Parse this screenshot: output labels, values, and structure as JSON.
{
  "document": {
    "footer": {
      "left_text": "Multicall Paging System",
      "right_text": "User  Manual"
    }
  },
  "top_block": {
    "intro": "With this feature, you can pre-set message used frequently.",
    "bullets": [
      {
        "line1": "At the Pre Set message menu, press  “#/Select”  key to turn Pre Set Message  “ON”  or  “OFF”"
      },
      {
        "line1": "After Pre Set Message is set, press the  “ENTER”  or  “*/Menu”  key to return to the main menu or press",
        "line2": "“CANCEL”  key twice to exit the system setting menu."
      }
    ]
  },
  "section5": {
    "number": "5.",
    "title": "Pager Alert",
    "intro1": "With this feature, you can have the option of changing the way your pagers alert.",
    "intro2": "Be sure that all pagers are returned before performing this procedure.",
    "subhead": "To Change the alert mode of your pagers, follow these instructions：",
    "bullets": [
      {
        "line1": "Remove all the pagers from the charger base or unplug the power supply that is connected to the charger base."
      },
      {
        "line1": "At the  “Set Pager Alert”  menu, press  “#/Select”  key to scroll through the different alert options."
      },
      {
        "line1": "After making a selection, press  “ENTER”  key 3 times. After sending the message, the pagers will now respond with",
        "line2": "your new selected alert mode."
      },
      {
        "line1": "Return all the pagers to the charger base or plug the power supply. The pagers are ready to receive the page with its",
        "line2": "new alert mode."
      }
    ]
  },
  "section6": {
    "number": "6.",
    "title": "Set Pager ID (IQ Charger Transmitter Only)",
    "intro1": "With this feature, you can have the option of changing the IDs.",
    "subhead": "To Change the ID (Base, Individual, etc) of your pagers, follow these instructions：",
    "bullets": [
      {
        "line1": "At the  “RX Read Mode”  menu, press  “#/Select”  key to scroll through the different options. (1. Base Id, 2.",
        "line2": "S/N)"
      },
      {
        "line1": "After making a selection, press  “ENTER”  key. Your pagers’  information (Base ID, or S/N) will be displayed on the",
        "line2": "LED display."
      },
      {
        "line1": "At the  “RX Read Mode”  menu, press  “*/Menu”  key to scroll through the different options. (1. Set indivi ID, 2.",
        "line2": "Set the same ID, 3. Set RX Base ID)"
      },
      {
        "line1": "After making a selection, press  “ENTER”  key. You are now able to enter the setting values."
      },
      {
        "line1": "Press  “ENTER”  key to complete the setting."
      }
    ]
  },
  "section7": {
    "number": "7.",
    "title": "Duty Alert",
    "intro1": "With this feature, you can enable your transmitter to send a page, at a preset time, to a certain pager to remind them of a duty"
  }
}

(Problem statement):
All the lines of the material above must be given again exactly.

(Solution to the problem):
Parse this screenshot: output labels, values, and structure as JSON.
{
  "document": {
    "footer": {
      "left_text": "Multicall Paging System",
      "right_text": "User  Manual"
    }
  },
  "top_block": {
    "intro": "With this feature, you can pre-set message used frequently.",
    "bullets": [
      {
        "line1": "At the Pre Set message menu, press  “#/Select”  key to turn Pre Set Message  “ON”  or  “OFF”"
      },
      {
        "line1": "After Pre Set Message is set, press the  “ENTER”  or  “*/Menu”  key to return to the main menu or press",
        "line2": "“CANCEL”  key twice to exit the system setting menu."
      }
    ]
  },
  "section5": {
    "number": "5.",
    "title": "Pager Alert",
    "intro1": "With this feature, you can have the option of changing the way your pagers alert.",
    "intro2": "Be sure that all pagers are returned before performing this procedure.",
    "subhead": "To Change the alert mode of your pagers, follow these instructions：",
    "bullets": [
      {
        "line1": "Remove all the pagers from the charger base or unplug the power supply that is connected to the charger base."
      },
      {
        "line1": "At the  “Set Pager Alert”  menu, press  “#/Select”  key to scroll through the different alert options."
      },
      {
        "line1": "After making a selection, press  “ENTER”  key 3 times. After sending the message, the pagers will now respond with",
        "line2": "your new selected alert mode."
      },
      {
        "line1": "Return all the pagers to the charger base or plug the power supply. The pagers are ready to receive the page with its",
        "line2": "new alert mode."
      }
    ]
  },
  "section6": {
    "number": "6.",
    "title": "Set Pager ID (IQ Charger Transmitter Only)",
    "intro1": "With this feature, you can have the option of changing the IDs.",
    "subhead": "To Change the ID (Base, Individual, etc) of your pagers, follow these instructions：",
    "bullets": [
      {
        "line1": "At the  “RX Read Mode”  menu, press  “#/Select”  key to scroll through the different options. (1. Base Id, 2.",
        "line2": "S/N)"
      },
      {
        "line1": "After making a selection, press  “ENTER”  key. Your pagers’  information (Base ID, or S/N) will be displayed on the",
        "line2": "LED display."
      },
      {
        "line1": "At the  “RX Read Mode”  menu, press  “*/Menu”  key to scroll through the different options. (1. Set indivi ID, 2.",
        "line2": "Set the same ID, 3. Set RX Base ID)"
      },
      {
        "line1": "After making a selection, press  “ENTER”  key. You are now able to enter the setting values."
      },
      {
        "line1": "Press  “ENTER”  key to complete the setting."
      }
    ]
  },
  "section7": {
    "number": "7.",
    "title": "Duty Alert",
    "intro1": "With this feature, you can enable your transmitter to send a page, at a preset time, to a certain pager to remind them of a duty"
  }
}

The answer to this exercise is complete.